Hundreds have been put down because they were “old and worn out”, according to Ministry of Defence documents.
Dozens of others were destroyed by vets because they were “too fierce” to be re-homed as family pets.
Animals deemed physically fit were destroyed for “failing to maintain standards” and for “welfare reasons”, according to the documents.
Dogs were used extensively on the front line in the Iraq and Afghan wars and became a firm favourite with troops.
They were used to find explosives and as protection dogs, capable of tracking and capturing insurgents.
But many animals are now reaching an age when they are no longer regarded as useful by the MoD.
“The dogs are like members of our family, but to the Army they are seen as a resource”
Serving dog handler
One military document obtained by this newspaper states: “Old and worn out dogs are animals who have reached a certain age (over eight-years-old) and are no longer able to carry out their duties to the requisite standard.
“Many reasons exist but they are accepted to be ‘of age’ and to continue to use them would be detrimental to the animal, service or perhaps both.”
The document also states there are “animals who are not old (under eight) and are no longer able to carry out their duties to the requisite standard”.
A serving dog handler said it was tragic some dogs had to be destroyed when they still had many years in them.
He said: “The dogs are like members of our family, but to the Army they are seen as a resource.
“There are many dogs that have saved the lives of dozens of soldiers who have been put down simply because they have outlived their usefulness.”
Figures from a series of Freedom of Information requests show that between 2002 and 2012, more than 800 dogs were destroyed by Army vets.
A further 242 were put down between 2013 and 2017.
Pen Farthing, whose charity Nowzad re-homes animals abandoned in Afghanistan, said: “Those numbers are absolutely horrific.
“The suggestion that because they have got to eight-years-old so they are too old is absolutely appalling. I’m very sad about it.
“Any dogs that worked for the British military to help save lives in the various conflicts around the world, where they have served alongside a human handler, should be given every opportunity to ensure they are provided a decent retirement after being deemed ‘no longer fit for purpose’ by the military.”
Military dogs have saved many lives in Afghanistan and four won the Dickin Medal – the animal version of the Victoria Cross.
One named Theo found 114 bombs and weapons caches.
Tragically, the springer spaniel died shortly after its handler Lance Corporal Liam Tasker was shot dead in 2011.

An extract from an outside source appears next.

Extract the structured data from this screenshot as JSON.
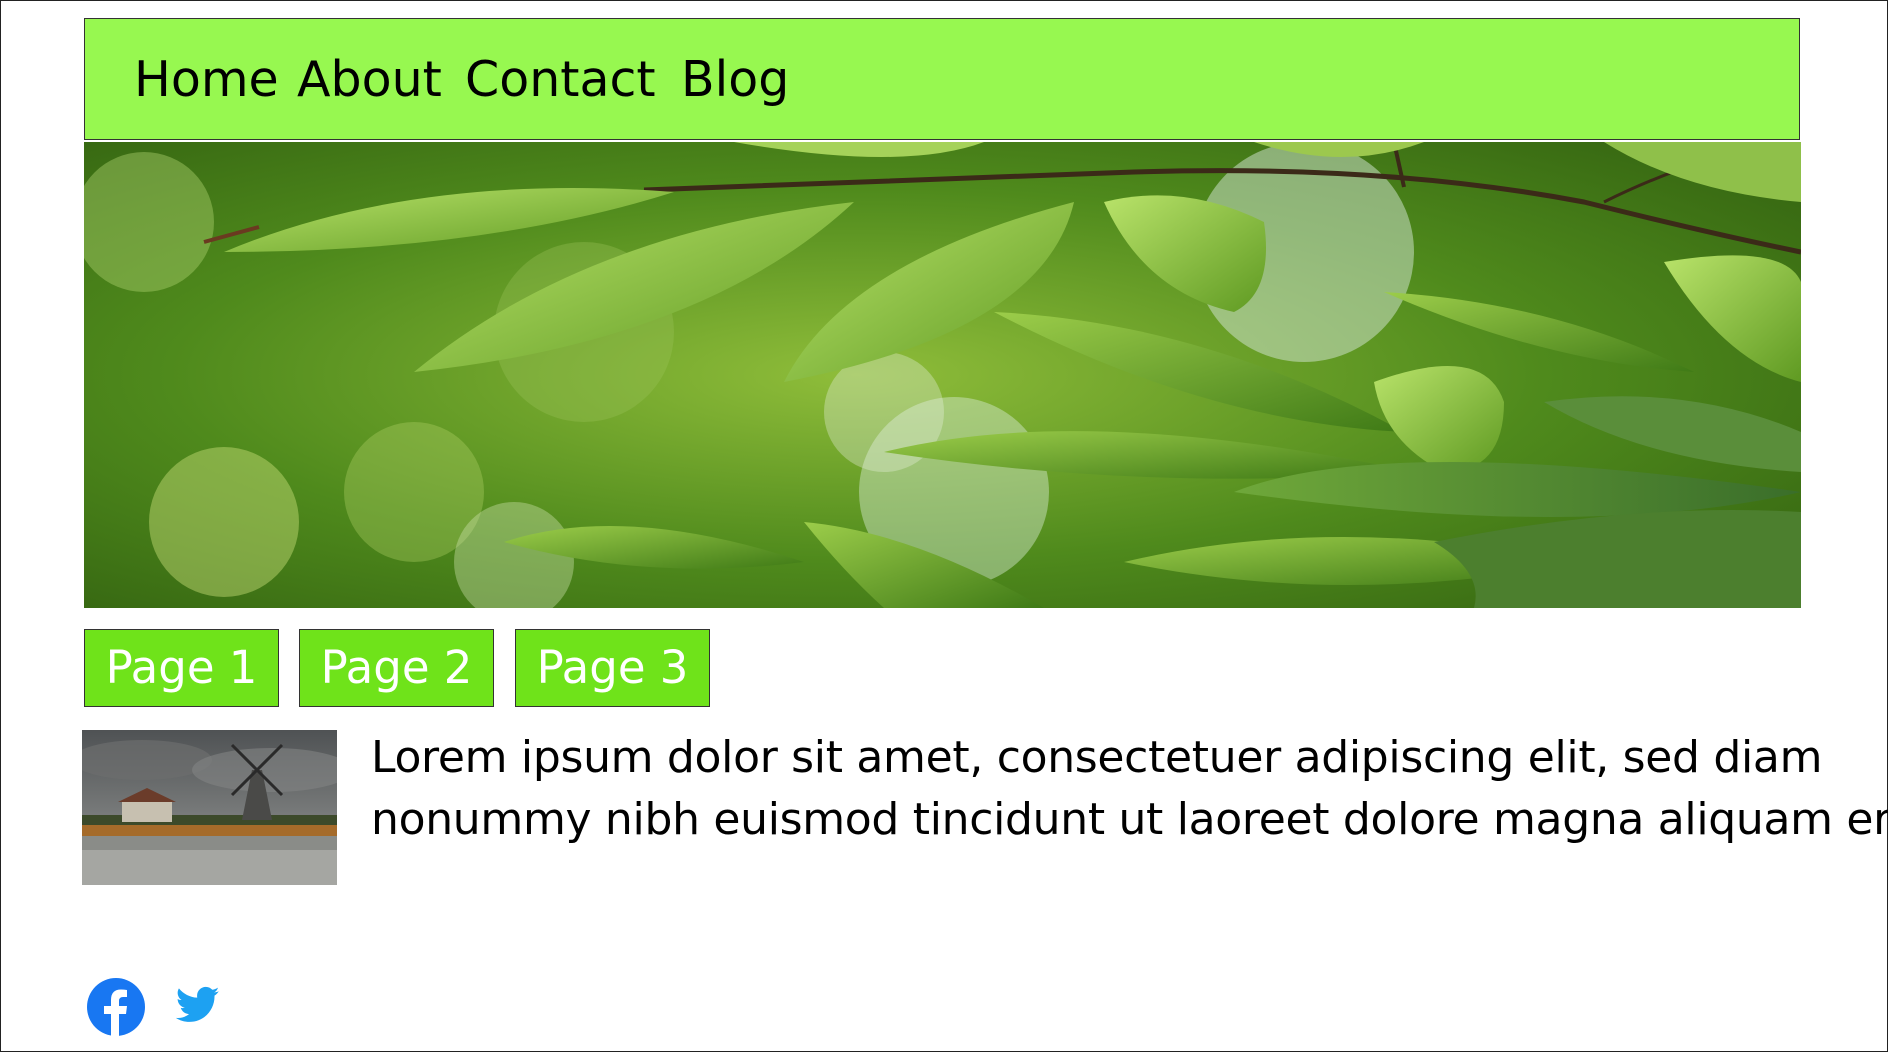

The MoD’s approach to working dogs differs from that of the Metropolitan Police, who prefer to retire them, and that of the US military which promotes adoption.
Pen added: “They had no choice but to be there and protect our soldiers. The least we can do is be there for them.”
An MoD spokesman said: “Military working animals provide an invaluable service to our troops, and every effort is made to re-home them at the end of their service life. Decisions are taken following an extensive assessment of the animals and any potential new home.
“Sadly, there are some occasions where it is not possible to re-home an animal safely.”